Friday, 17 April 2015

Print making Day 4 more drypoint and collagraph samples

Scallop    A/P1     dry point   8x7.5cm     ©2015Lisa Le Quelenec

Due to the addictive nature of scratching away at pieces of acrylic perspex I went home and prepared a further five plates that week. This scallop was one that I did to have as a comparison with the previous zinc plate etching. I readily hang my head in shame at the mucky edges where I didn't clean the plate properly and I hold my hands up to the fact that I really need a lot more practice at inking up. But I figure the more mistakes I make the better I will be for it. I always have learnt by doing...

Scallop    A/P2     dry point   8x7.5cm     ©2015Lisa Le Quelenec

A second pass this time using a pre watercoloured handmade paper for chine colle. The paper I used was a kind of lace paper and with hindsight I should have probably used one without holes running through it as it made it incredibally difficult to apply the gum arabic which was used to bond it to the paper as it went through the press. I have learnt so many things during each and every print.

Scallop A/P3   dry point & mixed media 8x7.5cm  ©2015Lisa Le Quelenec

This is a third pass from the plate but this time I have worked into it with watercolour and gouache making a mixed media version.

Spots! A/P2   dry point 3.5x7.5cm   ©2015Lisa Le Quelenec

Spots! was the smallest dry point that I did at only 3.5x7.5cm and was on a tiny left over piece that I was going to throw away. I'm glad that I didn't though as I think it works quite well.

The time that I spent printing off the dry point plates hadn't left me much time to ink up and print the collagraph samples that I had done. In this session I only managed a couple. Collagraph printing was the reason that I had signed up to this course in particular so it was kind of ironic that I had spent so much time in another and very different area.

Rather than do one board of samples to see how the different surfaces would print I had done a set of nine with the collaged elements loosely relating to each other. When I had sat down to make the sample board I had been thinking of the traditional embroidery samplers and how people had practiced groups of stitching which had led to separate contained boards. 

Collagraph sample boards all backed onto pieces of mountboard;

 A key of materials used to make the samples:

1 paper tags with string and punched shapes. The blue paper was flocked.
2 plastic lace flowers and a strip of cotton lace to compare.
3 snowflake sequins and a real feather.
4 cellotape, masking tape, magic tape and plastic photo corners.
5 medium and rough acrylic texture paste and a glass beads texture paste.
6 paper fibre acrylic texture paste, kitchen towel and a fragment of fabric.
7 embossed wall paper and a handmade lace paper.
8 sand, mountboard and a section of the mountboard peeled away to expose a middle layer.
9 different texture ribbons and a piece of ricrac.

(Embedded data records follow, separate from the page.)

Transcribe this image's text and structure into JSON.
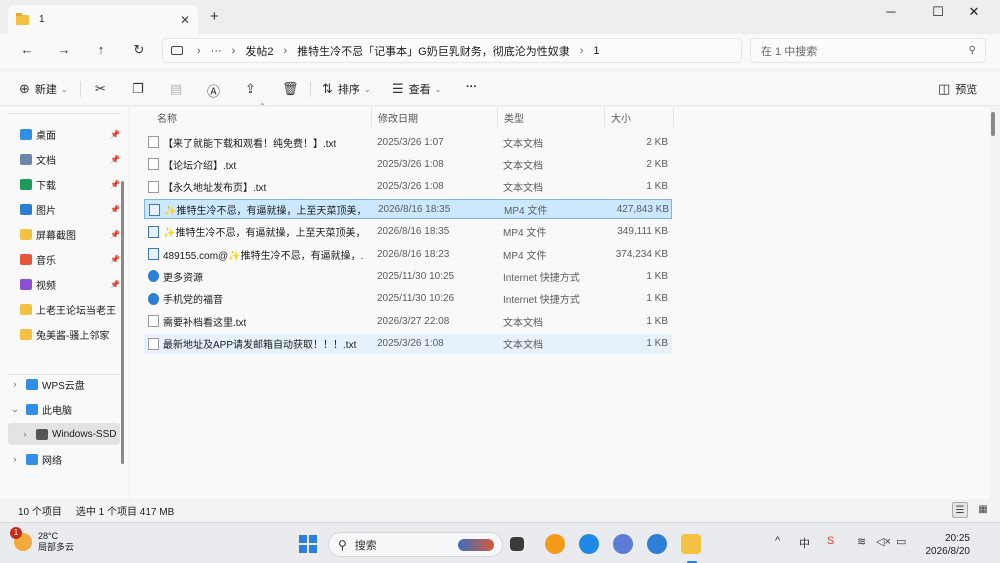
{
  "tab": {
    "title": "1",
    "close": "✕",
    "new_tab": "+"
  },
  "window_controls": {
    "minimize": "─",
    "maximize": "☐",
    "close": "✕"
  },
  "nav": {
    "back": "←",
    "forward": "→",
    "up": "↑",
    "refresh": "↻"
  },
  "address": {
    "sep1": "›",
    "more": "···",
    "segments": [
      "发帖2",
      "推特生冷不忌「记事本」G奶巨乳财务，彻底沦为性奴隶",
      "1"
    ],
    "sep": "›"
  },
  "search": {
    "placeholder": "在 1 中搜索"
  },
  "toolbar": {
    "new_label": "新建",
    "sort_label": "排序",
    "view_label": "查看",
    "more_label": "···",
    "preview_label": "预览"
  },
  "sidebar": {
    "pinned": [
      {
        "label": "桌面",
        "icon": "desktop-icon",
        "color": "#2f8ee6"
      },
      {
        "label": "文档",
        "icon": "document-icon",
        "color": "#6a86a8"
      },
      {
        "label": "下载",
        "icon": "download-icon",
        "color": "#1a9c5b"
      },
      {
        "label": "图片",
        "icon": "pictures-icon",
        "color": "#2a7fd4"
      },
      {
        "label": "屏幕截图",
        "icon": "folder-icon",
        "color": "#f4c243"
      },
      {
        "label": "音乐",
        "icon": "music-icon",
        "color": "#e8553a"
      },
      {
        "label": "视频",
        "icon": "video-icon",
        "color": "#8b4fd6"
      },
      {
        "label": "上老王论坛当老王",
        "icon": "folder-icon",
        "color": "#f4c243"
      },
      {
        "label": "兔美酱-骚上邻家",
        "icon": "folder-icon",
        "color": "#f4c243"
      }
    ],
    "tree": [
      {
        "label": "WPS云盘",
        "icon": "cloud-icon",
        "color": "#2f8ee6",
        "chev": "›"
      },
      {
        "label": "此电脑",
        "icon": "computer-icon",
        "color": "#2f8ee6",
        "chev": "⌄"
      },
      {
        "label": "Windows-SSD",
        "icon": "drive-icon",
        "color": "#555555",
        "chev": "›"
      },
      {
        "label": "网络",
        "icon": "network-icon",
        "color": "#2f8ee6",
        "chev": "›"
      }
    ]
  },
  "columns": {
    "name": "名称",
    "modified": "修改日期",
    "type": "类型",
    "size": "大小"
  },
  "files": [
    {
      "name": "【来了就能下载和观看！纯免费！】.txt",
      "modified": "2025/3/26 1:07",
      "type": "文本文档",
      "size": "2 KB",
      "icon": "text-file-icon"
    },
    {
      "name": "【论坛介绍】.txt",
      "modified": "2025/3/26 1:08",
      "type": "文本文档",
      "size": "2 KB",
      "icon": "text-file-icon"
    },
    {
      "name": "【永久地址发布页】.txt",
      "modified": "2025/3/26 1:08",
      "type": "文本文档",
      "size": "1 KB",
      "icon": "text-file-icon"
    },
    {
      "name": "✨推特生冷不忌，有逼就操，上至天菜顶美，...",
      "modified": "2026/8/16 18:35",
      "type": "MP4 文件",
      "size": "427,843 KB",
      "icon": "video-file-icon"
    },
    {
      "name": "✨推特生冷不忌，有逼就操，上至天菜顶美，...",
      "modified": "2026/8/16 18:35",
      "type": "MP4 文件",
      "size": "349,111 KB",
      "icon": "video-file-icon"
    },
    {
      "name": "489155.com@✨推特生冷不忌，有逼就操，...",
      "modified": "2026/8/16 18:23",
      "type": "MP4 文件",
      "size": "374,234 KB",
      "icon": "video-file-icon"
    },
    {
      "name": "更多资源",
      "modified": "2025/11/30 10:25",
      "type": "Internet 快捷方式",
      "size": "1 KB",
      "icon": "internet-shortcut-icon"
    },
    {
      "name": "手机党的福音",
      "modified": "2025/11/30 10:26",
      "type": "Internet 快捷方式",
      "size": "1 KB",
      "icon": "internet-shortcut-icon"
    },
    {
      "name": "需要补档看这里.txt",
      "modified": "2026/3/27 22:08",
      "type": "文本文档",
      "size": "1 KB",
      "icon": "text-file-icon"
    },
    {
      "name": "最新地址及APP请发邮箱自动获取！！！.txt",
      "modified": "2025/3/26 1:08",
      "type": "文本文档",
      "size": "1 KB",
      "icon": "text-file-icon"
    }
  ],
  "status": {
    "count": "10 个项目",
    "selected": "选中 1 个项目  417 MB"
  },
  "taskbar": {
    "weather_temp": "28°C",
    "weather_desc": "局部多云",
    "weather_badge": "1",
    "search_label": "搜索",
    "tray_ime": "中",
    "tray_chevron": "^",
    "time": "20:25",
    "date": "2026/8/20"
  },
  "colors": {
    "selection_bg": "#cce8ff",
    "selection_border": "#7fb4e6",
    "folder": "#f4c243"
  }
}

Sample board 4   collograph   ©2015Lisa Le Quelenec

This is the second pass as the first was far too heavy on the ink to actually see any of the texture and detail from the plate.

I thought the plastic photo corners made a good little row of beach hut roofs. The yellow on the pale hut isn't a clever bit of inking but a piece of the shellack that adhered to the paper. A lucky accident I think as I like the addition of the colour. I think I would have had a better print if I had wiped more ink of the plate. I am finding with every print making process the art of good printing is knowing how much and particularly how little ink to leave on the plate.

A/P1   Collagraph Plate 9   ©2015Lisa Le Quelenec
A/P2   Collagraph Plate 9   ©2015Lisa Le Quelenec

On the left the first run through the press dampened paper and too much ink and on the right the second run through the press with no added ink and dry paper. This was much closer to my intended image.

So much to learn and so little time.....


Bruce Sherman said...

Good morning Lisa!... How rich your newest projects seem in comparison to your last attempts.

Just proves that new mediums and processes demand time spent to develop a learning curve to understand and assimilate the new vocabulary and knowledge>

Sure is happening here... and your complete sense of enjoyment shows through clearly in what you have produced!

Sail onward!... and Happy Beach Combing!

Good Printmaking!

Warmest regards,

Lisa Le Quelenec said...

Hi Bruce, thank you. It's a steep learning curve for sure and I am making lots of uglies. It's great to be so challenged and stretched out of my comfort zone and I'm looking forward to seeing how these new experiences will feed into my normal studio practice.

Hopefully it'll soon be a case of land ahoy and not where's the life raft!

Best wishes.

RH Carpenter said...

I love seeing your experiments and learnings - for me, they all look great even those you think are mistakes or not quite right yet. But so much to learn!!! I know you will take all you are learning to another level when it comes time and thanks so much for sharing!

Linda said...

Beautiful and fascinating. Warm greetings from Montreal, Canada. :)

Lisa Le Quelenec said...

Rhonda, thank you so much! My mind has been abuzz with all the possibilities that these techniques are opening up. It has been so much fun.

Hi Linda, thank you.